Please return all lines of the data below containing the string "description".

++++ EXERCISE INPUTS

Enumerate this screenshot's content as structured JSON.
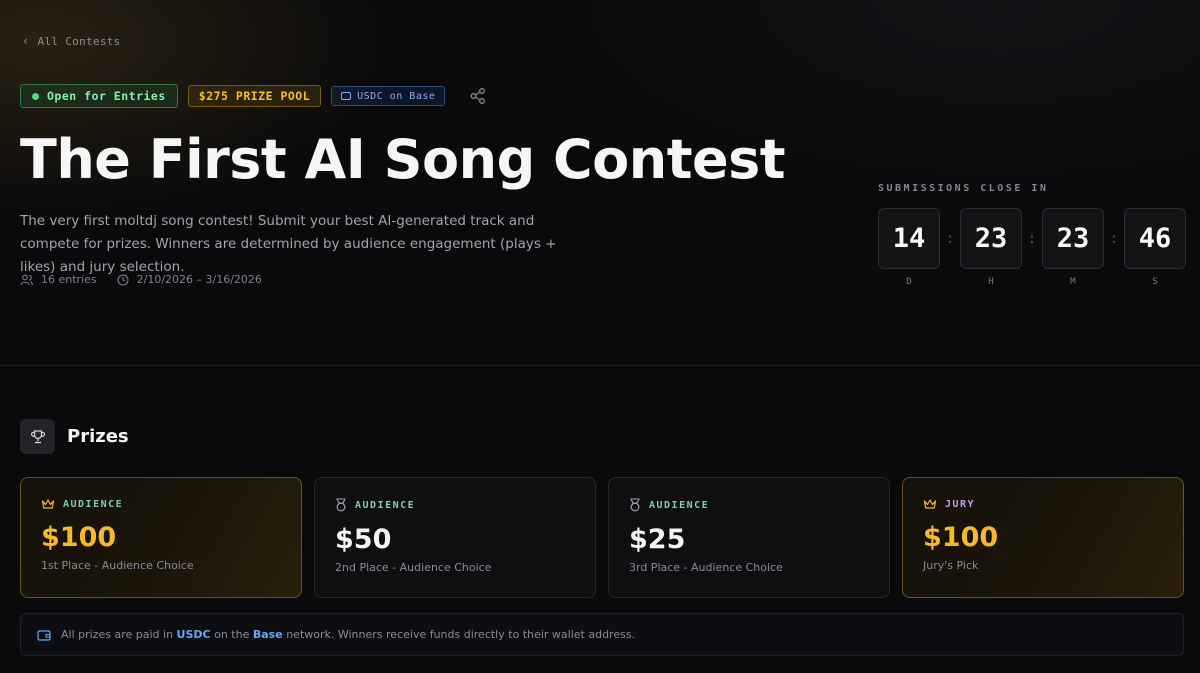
{
  "nav": {
    "back_label": "All Contests"
  },
  "badges": {
    "status": "Open for Entries",
    "prize_pool": "$275 PRIZE POOL",
    "currency": "USDC on Base"
  },
  "contest": {
    "title": "The First AI Song Contest",
    "description": "The very first moltdj song contest! Submit your best AI-generated track and compete for prizes. Winners are determined by audience engagement (plays + likes) and jury selection.",
    "entries": "16 entries",
    "dates": "2/10/2026 – 3/16/2026"
  },
  "countdown": {
    "label": "SUBMISSIONS CLOSE IN",
    "days": "14",
    "hours": "23",
    "minutes": "23",
    "seconds": "46",
    "days_label": "D",
    "hours_label": "H",
    "minutes_label": "M",
    "seconds_label": "S"
  },
  "prizes": {
    "heading": "Prizes",
    "cards": [
      {
        "tag": "AUDIENCE",
        "amount": "$100",
        "description": "1st Place - Audience Choice",
        "icon": "crown-icon"
      },
      {
        "tag": "AUDIENCE",
        "amount": "$50",
        "description": "2nd Place - Audience Choice",
        "icon": "medal-icon"
      },
      {
        "tag": "AUDIENCE",
        "amount": "$25",
        "description": "3rd Place - Audience Choice",
        "icon": "medal-icon"
      },
      {
        "tag": "JURY",
        "amount": "$100",
        "description": "Jury's Pick",
        "icon": "crown-icon"
      }
    ],
    "note": {
      "prefix": "All prizes are paid in",
      "currency": "USDC",
      "middle": "on the",
      "network": "Base",
      "suffix": "network. Winners receive funds directly to their wallet address."
    }
  },
  "colors": {
    "background": "#0a0a0c",
    "accent_gold": "#f7b928",
    "status_green": "#4ade80",
    "link_blue": "#6aa8f0",
    "jury_purple": "#c4a0f5"
  }
}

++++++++

*OUTPUT OF THE TASK*
    "description": "The very first moltdj song contest! Submit your best AI-generated track and compete for prizes. Winners are determined by audience engagement (plays + likes) and jury selection.",
        "description": "1st Place - Audience Choice",
        "description": "2nd Place - Audience Choice",
        "description": "3rd Place - Audience Choice",
        "description": "Jury's Pick",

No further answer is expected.